The truck and trailer went up in a fireball on impact at the crossing at Rice Avenue and 5th Street, and Sanchez-Ramirez ran for help, Bamieh said.
Four people on the train, including the engineer, were critically injured. A total of 28 passengers were taken to hospitals.
Three people were still listed in critical condition Wednesday, including the engineer, who was clinging to life after his heart had stopped twice.
"It's touch and go right now in terms of whether he'll make it," said Bryan Wong, chief medical officer for Ventura County Medical Center.
Wong said he visited some of the patients who remained at the hospital.
Among those still at the hospital was a regular on the Ventura County line, Wong said. When he asked the woman how she was doing, she asked only about the train's engineer.
"It was very heartwarming," Wong said. "It really reflects upon what type of man … [he] was and the lives that he touched."
Sanchez-Ramirez, 54, was being held in a Ventura County jail for investigation of felony hit-and-run. He was scheduled to appear in court Thursday to face possible charges.
Police said they found him Tuesday morning about 1 1/2 miles from the accident scene.
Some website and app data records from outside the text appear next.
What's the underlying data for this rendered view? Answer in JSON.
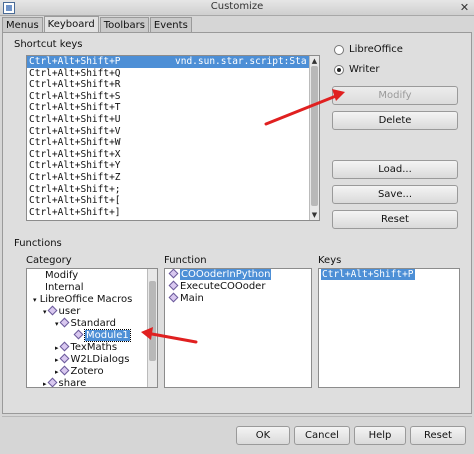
{
  "window": {
    "title": "Customize"
  },
  "tabs": [
    {
      "label": "Menus"
    },
    {
      "label": "Keyboard"
    },
    {
      "label": "Toolbars"
    },
    {
      "label": "Events"
    }
  ],
  "shortcut_section": {
    "label": "Shortcut keys",
    "rows": [
      {
        "key": "Ctrl+Alt+Shift+P",
        "command": "vnd.sun.star.script:Sta"
      },
      {
        "key": "Ctrl+Alt+Shift+Q",
        "command": ""
      },
      {
        "key": "Ctrl+Alt+Shift+R",
        "command": ""
      },
      {
        "key": "Ctrl+Alt+Shift+S",
        "command": ""
      },
      {
        "key": "Ctrl+Alt+Shift+T",
        "command": ""
      },
      {
        "key": "Ctrl+Alt+Shift+U",
        "command": ""
      },
      {
        "key": "Ctrl+Alt+Shift+V",
        "command": ""
      },
      {
        "key": "Ctrl+Alt+Shift+W",
        "command": ""
      },
      {
        "key": "Ctrl+Alt+Shift+X",
        "command": ""
      },
      {
        "key": "Ctrl+Alt+Shift+Y",
        "command": ""
      },
      {
        "key": "Ctrl+Alt+Shift+Z",
        "command": ""
      },
      {
        "key": "Ctrl+Alt+Shift+;",
        "command": ""
      },
      {
        "key": "Ctrl+Alt+Shift+[",
        "command": ""
      },
      {
        "key": "Ctrl+Alt+Shift+]",
        "command": ""
      }
    ]
  },
  "scope": {
    "libreoffice": "LibreOffice",
    "writer": "Writer",
    "selected": "Writer"
  },
  "right_buttons": {
    "modify": "Modify",
    "delete": "Delete",
    "load": "Load...",
    "save": "Save...",
    "reset": "Reset"
  },
  "functions": {
    "label": "Functions",
    "category_label": "Category",
    "function_label": "Function",
    "keys_label": "Keys",
    "categories": [
      {
        "label": "Modify"
      },
      {
        "label": "Internal"
      },
      {
        "label": "LibreOffice Macros"
      },
      {
        "label": "user"
      },
      {
        "label": "Standard"
      },
      {
        "label": "Module1"
      },
      {
        "label": "TexMaths"
      },
      {
        "label": "W2LDialogs"
      },
      {
        "label": "Zotero"
      },
      {
        "label": "share"
      }
    ],
    "function_items": [
      {
        "label": "COOoderInPython"
      },
      {
        "label": "ExecuteCOOoder"
      },
      {
        "label": "Main"
      }
    ],
    "key_items": [
      {
        "label": "Ctrl+Alt+Shift+P"
      }
    ]
  },
  "bottom_buttons": {
    "ok": "OK",
    "cancel": "Cancel",
    "help": "Help",
    "reset": "Reset"
  },
  "colors": {
    "selection": "#4d8fd6",
    "annotation_arrow": "#e02020"
  }
}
Bamieh said Sanchez-Ramirez went up to police officers himself and told him he was the truck driver.
Bamieh said the truck driver called his son so he could explain to police in English what his father was doing and how he ended up at the crash site.
He added that Sanchez-Ramirez was a family man who, along with his wife and adult son, was raising his two young grandchildren after their daughter died in July.
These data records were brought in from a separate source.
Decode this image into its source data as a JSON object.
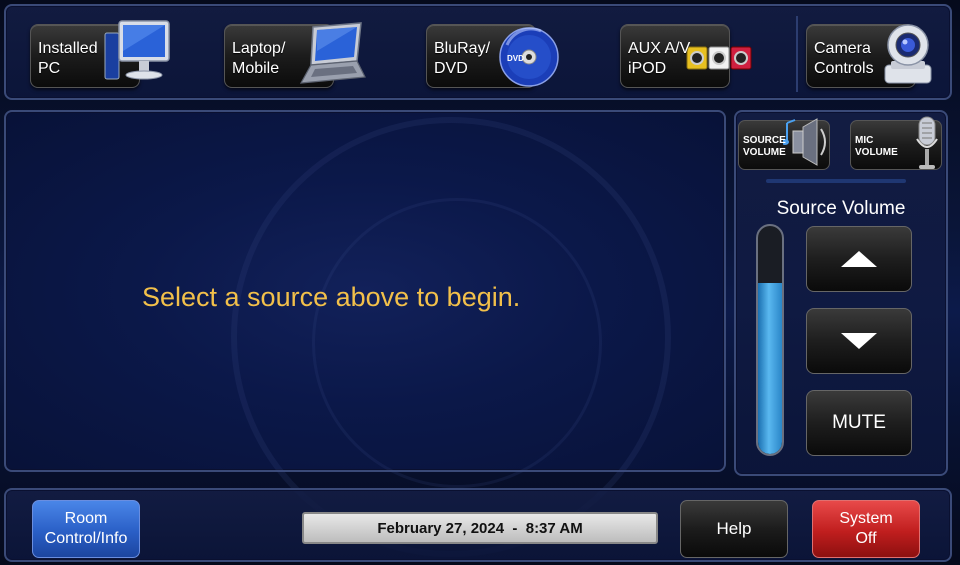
{
  "sources": [
    {
      "label": "Installed\nPC",
      "icon": "desktop-pc-icon"
    },
    {
      "label": "Laptop/\nMobile",
      "icon": "laptop-icon"
    },
    {
      "label": "BluRay/\nDVD",
      "icon": "disc-icon"
    },
    {
      "label": "AUX A/V\niPOD",
      "icon": "av-connectors-icon"
    },
    {
      "label": "Camera\nControls",
      "icon": "ptz-camera-icon"
    }
  ],
  "main": {
    "prompt": "Select a source above to begin.",
    "prompt_color": "#f2c04a"
  },
  "volume": {
    "source_volume_button": "SOURCE\nVOLUME",
    "mic_volume_button": "MIC\nVOLUME",
    "title": "Source Volume",
    "level_fraction": 0.75,
    "mute_label": "MUTE"
  },
  "footer": {
    "room_control_label": "Room\nControl/Info",
    "datetime": "February 27, 2024  -  8:37 AM",
    "help_label": "Help",
    "system_off_label": "System\nOff"
  },
  "colors": {
    "accent_blue": "#2a5fc6",
    "danger_red": "#c01e1e",
    "meter_blue": "#4aa8e8"
  }
}
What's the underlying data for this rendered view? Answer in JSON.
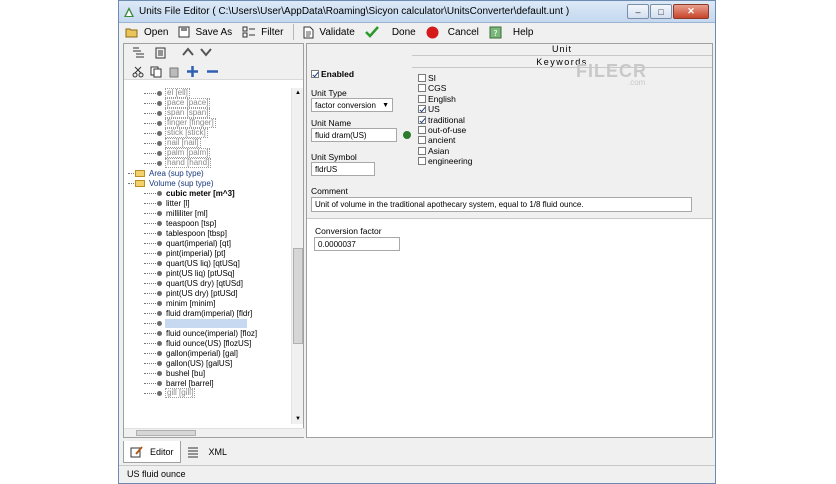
{
  "window": {
    "title": "Units File Editor  ( C:\\Users\\User\\AppData\\Roaming\\Sicyon calculator\\UnitsConverter\\default.unt )"
  },
  "toolbar": {
    "open": "Open",
    "save_as": "Save As",
    "filter": "Filter",
    "validate": "Validate",
    "done": "Done",
    "cancel": "Cancel",
    "help": "Help"
  },
  "tree": {
    "rows": [
      {
        "text": "el [ell]",
        "kind": "boxed"
      },
      {
        "text": "pace [pace]",
        "kind": "boxed"
      },
      {
        "text": "span [span]",
        "kind": "boxed"
      },
      {
        "text": "finger [finger]",
        "kind": "boxed"
      },
      {
        "text": "stick [stick]",
        "kind": "boxed"
      },
      {
        "text": "nail [nail]",
        "kind": "boxed"
      },
      {
        "text": "palm [palm]",
        "kind": "boxed"
      },
      {
        "text": "hand [hand]",
        "kind": "boxed"
      },
      {
        "text": "Area (sup type)",
        "kind": "folder"
      },
      {
        "text": "Volume (sup type)",
        "kind": "folder"
      },
      {
        "text": "cubic meter [m^3]",
        "kind": "bold"
      },
      {
        "text": "litter [l]",
        "kind": "item"
      },
      {
        "text": "milliliter [ml]",
        "kind": "item"
      },
      {
        "text": "teaspoon [tsp]",
        "kind": "item"
      },
      {
        "text": "tablespoon [tbsp]",
        "kind": "item"
      },
      {
        "text": "quart(imperial) [qt]",
        "kind": "item"
      },
      {
        "text": "pint(imperial) [pt]",
        "kind": "item"
      },
      {
        "text": "quart(US liq) [qtUSq]",
        "kind": "item"
      },
      {
        "text": "pint(US liq) [ptUSq]",
        "kind": "item"
      },
      {
        "text": "quart(US dry) [qtUSd]",
        "kind": "item"
      },
      {
        "text": "pint(US dry) [ptUSd]",
        "kind": "item"
      },
      {
        "text": "minim [minim]",
        "kind": "item"
      },
      {
        "text": "fluid dram(imperial) [fldr]",
        "kind": "item"
      },
      {
        "text": "fluid dram(US) [fldrUS]",
        "kind": "sel"
      },
      {
        "text": "fluid ounce(imperial) [floz]",
        "kind": "item"
      },
      {
        "text": "fluid ounce(US) [flozUS]",
        "kind": "item"
      },
      {
        "text": "gallon(imperial) [gal]",
        "kind": "item"
      },
      {
        "text": "gallon(US) [galUS]",
        "kind": "item"
      },
      {
        "text": "bushel [bu]",
        "kind": "item"
      },
      {
        "text": "barrel [barrel]",
        "kind": "item"
      },
      {
        "text": "gill [gill]",
        "kind": "boxed"
      }
    ]
  },
  "form": {
    "enabled_label": "Enabled",
    "unit_type_label": "Unit Type",
    "unit_type_value": "factor conversion",
    "unit_name_label": "Unit Name",
    "unit_name_value": "fluid dram(US)",
    "unit_symbol_label": "Unit Symbol",
    "unit_symbol_value": "fldrUS",
    "comment_label": "Comment",
    "comment_value": "Unit of volume in the traditional apothecary system, equal to 1/8 fluid ounce.",
    "conversion_label": "Conversion factor",
    "conversion_value": "0.0000037"
  },
  "unit_header": "Unit",
  "keywords": {
    "title": "Keywords",
    "items": [
      {
        "label": "SI",
        "checked": false
      },
      {
        "label": "CGS",
        "checked": false
      },
      {
        "label": "English",
        "checked": false
      },
      {
        "label": "US",
        "checked": true
      },
      {
        "label": "traditional",
        "checked": true
      },
      {
        "label": "out-of-use",
        "checked": false
      },
      {
        "label": "ancient",
        "checked": false
      },
      {
        "label": "Asian",
        "checked": false
      },
      {
        "label": "engineering",
        "checked": false
      }
    ]
  },
  "tabs": {
    "editor": "Editor",
    "xml": "XML"
  },
  "status": {
    "text": "US fluid ounce"
  },
  "watermark": {
    "main": "FILECR",
    "sub": ".com"
  }
}
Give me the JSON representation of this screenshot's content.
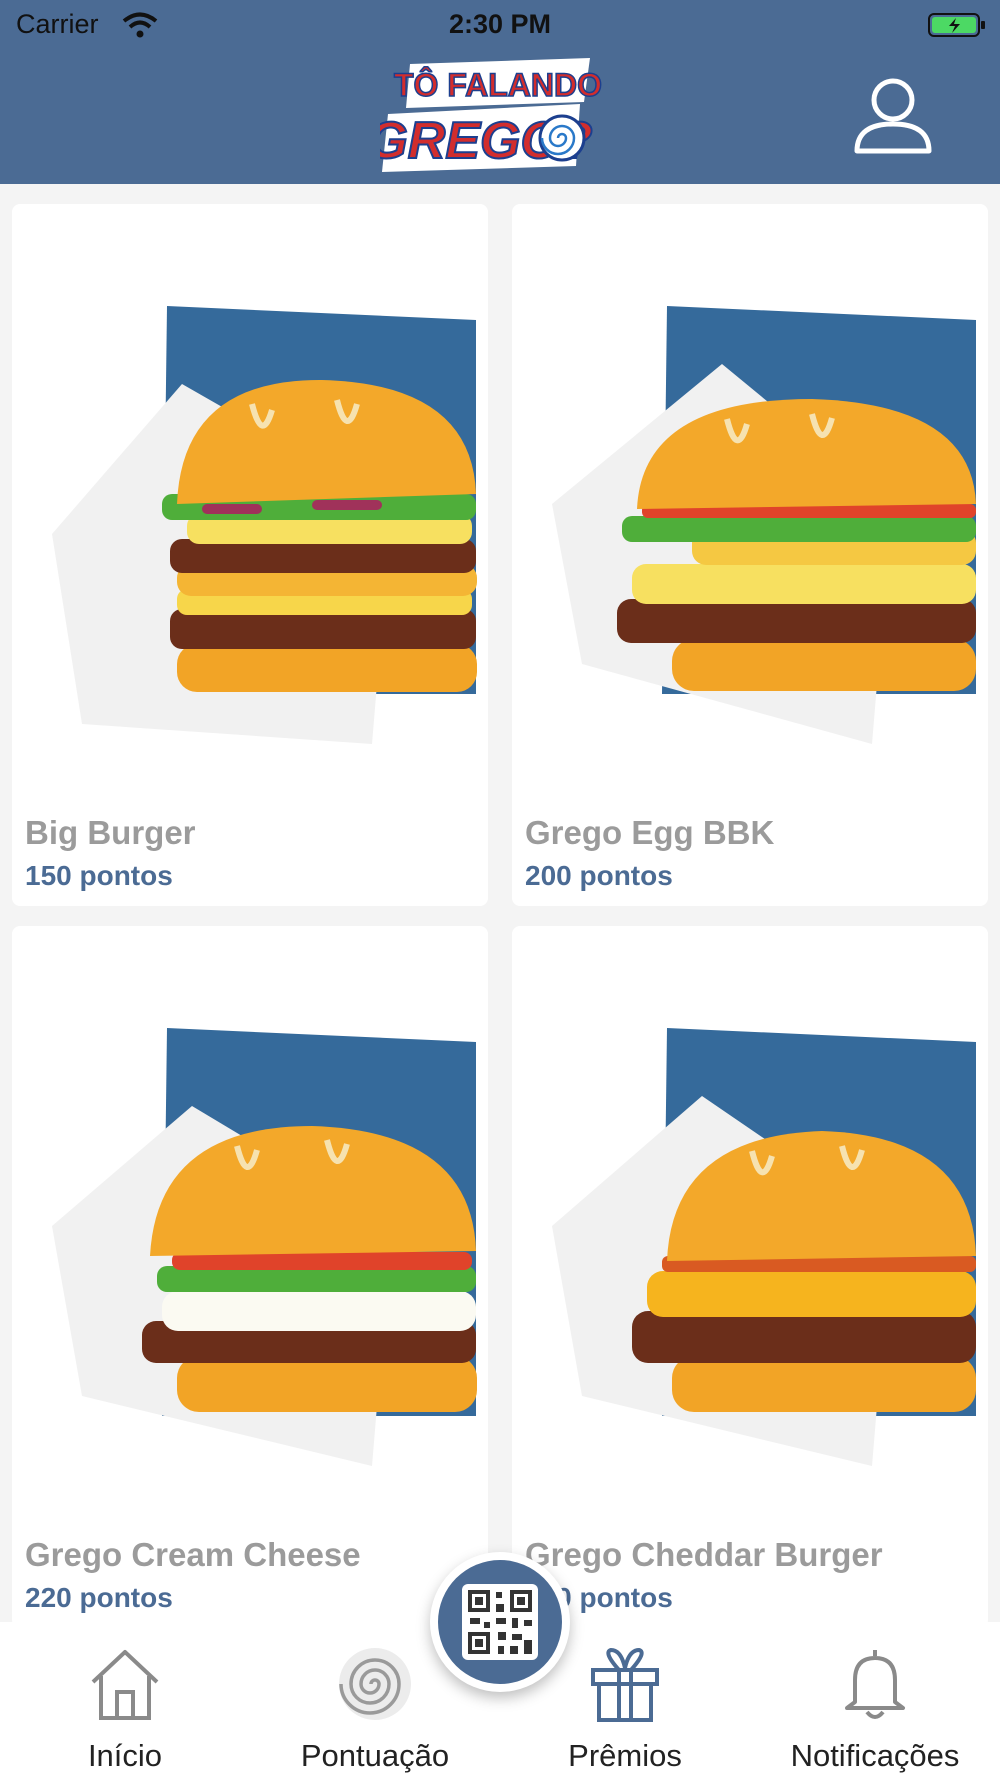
{
  "status_bar": {
    "carrier": "Carrier",
    "time": "2:30 PM"
  },
  "header": {
    "logo_lines": [
      "TÔ FALANDO",
      "GREGO?"
    ],
    "profile_icon": "user-icon",
    "background_color": "#4b6b94"
  },
  "products": [
    {
      "name": "Big Burger",
      "points": "150 pontos"
    },
    {
      "name": "Grego Egg BBK",
      "points": "200 pontos"
    },
    {
      "name": "Grego Cream Cheese",
      "points": "220 pontos"
    },
    {
      "name": "Grego Cheddar Burger",
      "points": "200 pontos"
    }
  ],
  "tabbar": {
    "tabs": [
      {
        "label": "Início",
        "icon": "home-icon"
      },
      {
        "label": "Pontuação",
        "icon": "spiral-icon"
      },
      {
        "label": "Prêmios",
        "icon": "gift-icon",
        "active": true
      },
      {
        "label": "Notificações",
        "icon": "bell-icon"
      }
    ],
    "center_button_icon": "qr-code-icon"
  },
  "colors": {
    "accent": "#4b6b94",
    "product_name": "#9b9b9b",
    "background": "#f4f4f4"
  }
}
According to Arizona court records, Sanchez-Ramirez pleaded guilty in 1998 to several violations in a single case, including driving with a blood alcohol content above 0.08%, the legal limit in the state; failure to obey a police officer; having liquor with a minor on the premises and having no insurance.
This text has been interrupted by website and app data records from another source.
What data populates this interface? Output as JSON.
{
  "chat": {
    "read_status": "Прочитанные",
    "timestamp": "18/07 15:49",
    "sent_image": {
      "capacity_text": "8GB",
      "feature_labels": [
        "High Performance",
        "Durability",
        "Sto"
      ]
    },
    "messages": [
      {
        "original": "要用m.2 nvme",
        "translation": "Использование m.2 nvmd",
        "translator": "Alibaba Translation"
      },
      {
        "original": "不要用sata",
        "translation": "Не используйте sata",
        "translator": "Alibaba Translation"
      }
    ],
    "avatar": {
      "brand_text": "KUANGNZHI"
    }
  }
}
In 2004 he was convicted of a local driving infraction in Yuma and in 2007 cited for failure to obey a traffic control device.
The location of the crash spotlighted a massive, costly backlog of overpass projects intended to separate rail and street traffic. The crossing near 5th and Rice, on a straight stretch of track where trains travel at top speeds, has a history of deadly accidents and is ranked among the state's two dozen most dangerous.
Federal Railroad Administration records show that since 1976, the crossing had 13 major accidents before Tuesday's crash, 11 of which involved vehicles that either stalled in the crossing or had become trapped by the gates.
Darren Kettle, executive director of the Ventura County Transportation Commission, said a $30-million to $35-million grade separation project has been proposed for the Rice Avenue crossing for 15 to 20 years.
The overpass would go over both the tracks and 5th Street, separating motor vehicles from trains.
Environmental reviews and preliminary engineering are underway and should be completed by 2016. He said the commission contributed $1.75 million for the work.
Kettle said the project has taken so long because of a lack of funding, which he called the "Achilles heel" for any local transportation project.
Unlike Los Angeles and Orange counties, Ventura County has no sales tax to pay for road, rail and transit projects. Most of the funding, Kettle said, will have to come from the state and federal governments.
"A $35-million grade separation is no small project for Ventura County,"
Kettle said. "We do not have a dedicated funding stream."
The project is important for Ventura County's agricultural business and trucks picking up and dropping off cargo at Port Hueneme. Kettle likened Rice Avenue to Interstate 710, the main highway for the ports of Los Angeles and Long Beach.
"If money were no obstacle and if everything went smoothly," Kettle said, "the engineering could be done in five years and construction could begin two years after that."
Covarrubias reported from Oxnard, Serna and Weikel from Los Angeles. Times staff writers Brittny Mejia in Oxnard and Laura J. Nelson and Veronica Rocha in Los Angeles contributed to this report.